I've reviewed Jon Zeigler's preliminary draft and sent him a first tranche of comments. As soon as I get a replacement for my two defunct scientific calculators I'll run the sequence a couple of times and provide more comments.
Compared with his previous effort (the Basic and Advanced star system generation sequences in GURPS Space 4th
) the planetary science has been substantially brought up to date, reflecting fifteen years of rapid scientific discovery. There has been a significant extension of scope in that the generator now produces a detailed composition of the atmosphere. I am impressed that it takes care to make the greenhouse effect on the planet's surface temperature consistent with the greenhouse forcing values of the minor constituents of the atmosphere.
On the other hand the "Basic" approach (design or generate a planet to taste, calculate its orbital position, and then generate the rest of the system around it) has gone. The new system has achieved a large part of its streamlining by leaving out the tidal calculations and reducing the calculation of tidal braking to a sketch. It also omits the effects of tidal locking on the temperature and volatiles of the day and night sides, though perhaps that will return in a later draft.
Most of the additional work and detail has gone into the developmental process of the star system: mass of the protoplanetary disk, degree of orbital migration of the key gas giant, whether there has been a Grand Tack, whether one of the primordial gas giants was expelled from the system by orbital shenanigans…. It does inform the outcome, but I wonder whether it would not be better to roll on a table of outcomes in terms of overall system architecture and save the user's patience for detailed surface conditions on habitable planets. Apart from the composition of the atmosphere (which has been done), the extensions that I wanted to see were
- provision for generating systems around real nearby stars, using data from astronomical catalogues that usually lack figures for mass, age, and metallicity,
- the illumination level,

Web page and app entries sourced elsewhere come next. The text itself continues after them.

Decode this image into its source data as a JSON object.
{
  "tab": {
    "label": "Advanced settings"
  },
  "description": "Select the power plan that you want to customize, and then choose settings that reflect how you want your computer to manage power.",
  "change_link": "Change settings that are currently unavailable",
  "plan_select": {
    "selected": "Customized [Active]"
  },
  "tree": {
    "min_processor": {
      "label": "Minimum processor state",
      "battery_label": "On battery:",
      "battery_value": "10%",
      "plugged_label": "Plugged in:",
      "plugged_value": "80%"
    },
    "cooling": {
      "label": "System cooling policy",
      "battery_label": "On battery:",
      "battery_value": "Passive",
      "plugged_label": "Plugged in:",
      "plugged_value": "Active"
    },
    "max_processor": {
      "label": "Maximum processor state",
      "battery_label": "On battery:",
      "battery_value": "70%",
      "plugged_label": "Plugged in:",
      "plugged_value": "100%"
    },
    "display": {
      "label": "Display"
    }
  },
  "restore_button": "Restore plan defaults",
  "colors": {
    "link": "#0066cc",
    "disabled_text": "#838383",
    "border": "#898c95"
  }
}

- the boiling point of water at the surface,
- the salinity of the oceans,
- the scale height (or half height) of the atmosphere,
- the altitude limits of respiration,
- the effect on aircraft operational ceilings,
- the practical minimum altitude of a circular orbit, with the corresponding orbital period,
- the surface relief — how high are the mountains and plateaux?,
- the number of convectional cells in the global atmospheric circulation, the zonal wind strength, and the vorticity — word scales ("low", "exreme" etc.) would do,
- the temperature of the thermal equator (or subsolar point) and polar regions (or terminator and night side),
- the equator-ward and pole-ward (or subsolar-point-ward and terminator-ward) limits of agriculture.
As a GM or writer of planetary adventure I'm more interested in "Where on this planet do people live; can they make good coffee?" and less in orbital migration five billion years ago, than I am as an amateur of modern astronomy.
Is that too much figuring-out to expect for someone working with a pencil, paper, a handful of dice, and a scientific calculator? Yes, perhaps it is. But that gets us back to what I said in my first comment in this thread. Jon Zeigler's Architect of Worlds
is going to be distributed as a PDF. Everyone who reads it is going to have a computer right there. They would get much more use out of a program or interactive website than they would out of an algorithm for manual execution.
I hope that I have already bought my last petrol-burning car. I'm pretty sure that I have bought my last star-system generator for use with dice and calculator.